* **How to complete this task**
Please repeat each entry. Match every word exactly.

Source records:

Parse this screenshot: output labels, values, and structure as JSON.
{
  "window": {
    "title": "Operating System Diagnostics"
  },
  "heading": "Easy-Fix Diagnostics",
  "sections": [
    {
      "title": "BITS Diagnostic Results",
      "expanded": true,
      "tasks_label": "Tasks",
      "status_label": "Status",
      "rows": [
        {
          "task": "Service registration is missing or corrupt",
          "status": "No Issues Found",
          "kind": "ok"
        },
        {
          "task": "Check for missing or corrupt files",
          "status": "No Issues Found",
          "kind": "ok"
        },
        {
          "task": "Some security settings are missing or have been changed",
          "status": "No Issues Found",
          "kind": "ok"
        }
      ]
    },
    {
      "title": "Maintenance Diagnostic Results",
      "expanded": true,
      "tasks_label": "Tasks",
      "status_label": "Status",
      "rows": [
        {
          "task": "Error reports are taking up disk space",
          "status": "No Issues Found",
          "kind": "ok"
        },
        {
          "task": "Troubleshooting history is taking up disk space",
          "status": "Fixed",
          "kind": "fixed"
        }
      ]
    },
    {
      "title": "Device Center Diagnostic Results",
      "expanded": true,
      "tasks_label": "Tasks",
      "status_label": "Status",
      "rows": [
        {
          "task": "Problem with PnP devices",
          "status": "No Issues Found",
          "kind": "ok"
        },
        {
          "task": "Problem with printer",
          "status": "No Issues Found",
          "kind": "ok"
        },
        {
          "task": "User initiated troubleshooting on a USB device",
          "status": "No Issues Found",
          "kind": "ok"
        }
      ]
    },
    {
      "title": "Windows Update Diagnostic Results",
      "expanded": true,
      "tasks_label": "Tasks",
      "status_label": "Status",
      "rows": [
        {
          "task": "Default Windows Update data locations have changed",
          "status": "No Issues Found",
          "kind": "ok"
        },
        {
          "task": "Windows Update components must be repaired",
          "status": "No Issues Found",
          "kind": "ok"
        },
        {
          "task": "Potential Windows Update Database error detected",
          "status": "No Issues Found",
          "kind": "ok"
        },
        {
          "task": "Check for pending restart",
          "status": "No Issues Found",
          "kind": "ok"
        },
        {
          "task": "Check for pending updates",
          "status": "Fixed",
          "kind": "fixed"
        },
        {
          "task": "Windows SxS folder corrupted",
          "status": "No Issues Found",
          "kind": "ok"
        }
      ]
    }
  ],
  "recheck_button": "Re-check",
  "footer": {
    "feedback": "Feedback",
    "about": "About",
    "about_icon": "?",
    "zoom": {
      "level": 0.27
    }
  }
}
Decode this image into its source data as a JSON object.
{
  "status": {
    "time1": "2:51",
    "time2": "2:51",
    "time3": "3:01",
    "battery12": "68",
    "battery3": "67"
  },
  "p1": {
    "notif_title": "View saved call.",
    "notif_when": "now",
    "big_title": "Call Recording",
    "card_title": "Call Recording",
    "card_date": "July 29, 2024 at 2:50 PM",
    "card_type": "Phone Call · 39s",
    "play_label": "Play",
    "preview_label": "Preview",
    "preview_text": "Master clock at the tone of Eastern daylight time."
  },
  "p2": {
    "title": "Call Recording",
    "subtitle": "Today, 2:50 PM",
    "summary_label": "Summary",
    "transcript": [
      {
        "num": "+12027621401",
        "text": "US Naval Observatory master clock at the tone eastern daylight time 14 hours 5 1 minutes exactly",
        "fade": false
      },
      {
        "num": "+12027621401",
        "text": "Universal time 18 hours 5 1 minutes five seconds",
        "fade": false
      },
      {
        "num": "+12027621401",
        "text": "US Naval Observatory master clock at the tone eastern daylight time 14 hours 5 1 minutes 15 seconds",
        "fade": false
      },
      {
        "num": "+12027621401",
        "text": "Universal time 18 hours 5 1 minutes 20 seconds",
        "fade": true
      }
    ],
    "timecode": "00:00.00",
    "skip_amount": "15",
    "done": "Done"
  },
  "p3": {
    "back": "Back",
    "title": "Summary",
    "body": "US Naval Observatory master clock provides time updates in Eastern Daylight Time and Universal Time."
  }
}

* **Result for this exercise**
Parse this screenshot: output labels, values, and structure as JSON.
{
  "window": {
    "title": "Operating System Diagnostics"
  },
  "heading": "Easy-Fix Diagnostics",
  "sections": [
    {
      "title": "BITS Diagnostic Results",
      "expanded": true,
      "tasks_label": "Tasks",
      "status_label": "Status",
      "rows": [
        {
          "task": "Service registration is missing or corrupt",
          "status": "No Issues Found",
          "kind": "ok"
        },
        {
          "task": "Check for missing or corrupt files",
          "status": "No Issues Found",
          "kind": "ok"
        },
        {
          "task": "Some security settings are missing or have been changed",
          "status": "No Issues Found",
          "kind": "ok"
        }
      ]
    },
    {
      "title": "Maintenance Diagnostic Results",
      "expanded": true,
      "tasks_label": "Tasks",
      "status_label": "Status",
      "rows": [
        {
          "task": "Error reports are taking up disk space",
          "status": "No Issues Found",
          "kind": "ok"
        },
        {
          "task": "Troubleshooting history is taking up disk space",
          "status": "Fixed",
          "kind": "fixed"
        }
      ]
    },
    {
      "title": "Device Center Diagnostic Results",
      "expanded": true,
      "tasks_label": "Tasks",
      "status_label": "Status",
      "rows": [
        {
          "task": "Problem with PnP devices",
          "status": "No Issues Found",
          "kind": "ok"
        },
        {
          "task": "Problem with printer",
          "status": "No Issues Found",
          "kind": "ok"
        },
        {
          "task": "User initiated troubleshooting on a USB device",
          "status": "No Issues Found",
          "kind": "ok"
        }
      ]
    },
    {
      "title": "Windows Update Diagnostic Results",
      "expanded": true,
      "tasks_label": "Tasks",
      "status_label": "Status",
      "rows": [
        {
          "task": "Default Windows Update data locations have changed",
          "status": "No Issues Found",
          "kind": "ok"
        },
        {
          "task": "Windows Update components must be repaired",
          "status": "No Issues Found",
          "kind": "ok"
        },
        {
          "task": "Potential Windows Update Database error detected",
          "status": "No Issues Found",
          "kind": "ok"
        },
        {
          "task": "Check for pending restart",
          "status": "No Issues Found",
          "kind": "ok"
        },
        {
          "task": "Check for pending updates",
          "status": "Fixed",
          "kind": "fixed"
        },
        {
          "task": "Windows SxS folder corrupted",
          "status": "No Issues Found",
          "kind": "ok"
        }
      ]
    }
  ],
  "recheck_button": "Re-check",
  "footer": {
    "feedback": "Feedback",
    "about": "About",
    "about_icon": "?",
    "zoom": {
      "level": 0.27
    }
  }
}
Decode this image into its source data as a JSON object.
{
  "status": {
    "time1": "2:51",
    "time2": "2:51",
    "time3": "3:01",
    "battery12": "68",
    "battery3": "67"
  },
  "p1": {
    "notif_title": "View saved call.",
    "notif_when": "now",
    "big_title": "Call Recording",
    "card_title": "Call Recording",
    "card_date": "July 29, 2024 at 2:50 PM",
    "card_type": "Phone Call · 39s",
    "play_label": "Play",
    "preview_label": "Preview",
    "preview_text": "Master clock at the tone of Eastern daylight time."
  },
  "p2": {
    "title": "Call Recording",
    "subtitle": "Today, 2:50 PM",
    "summary_label": "Summary",
    "transcript": [
      {
        "num": "+12027621401",
        "text": "US Naval Observatory master clock at the tone eastern daylight time 14 hours 5 1 minutes exactly",
        "fade": false
      },
      {
        "num": "+12027621401",
        "text": "Universal time 18 hours 5 1 minutes five seconds",
        "fade": false
      },
      {
        "num": "+12027621401",
        "text": "US Naval Observatory master clock at the tone eastern daylight time 14 hours 5 1 minutes 15 seconds",
        "fade": false
      },
      {
        "num": "+12027621401",
        "text": "Universal time 18 hours 5 1 minutes 20 seconds",
        "fade": true
      }
    ],
    "timecode": "00:00.00",
    "skip_amount": "15",
    "done": "Done"
  },
  "p3": {
    "back": "Back",
    "title": "Summary",
    "body": "US Naval Observatory master clock provides time updates in Eastern Daylight Time and Universal Time."
  }
}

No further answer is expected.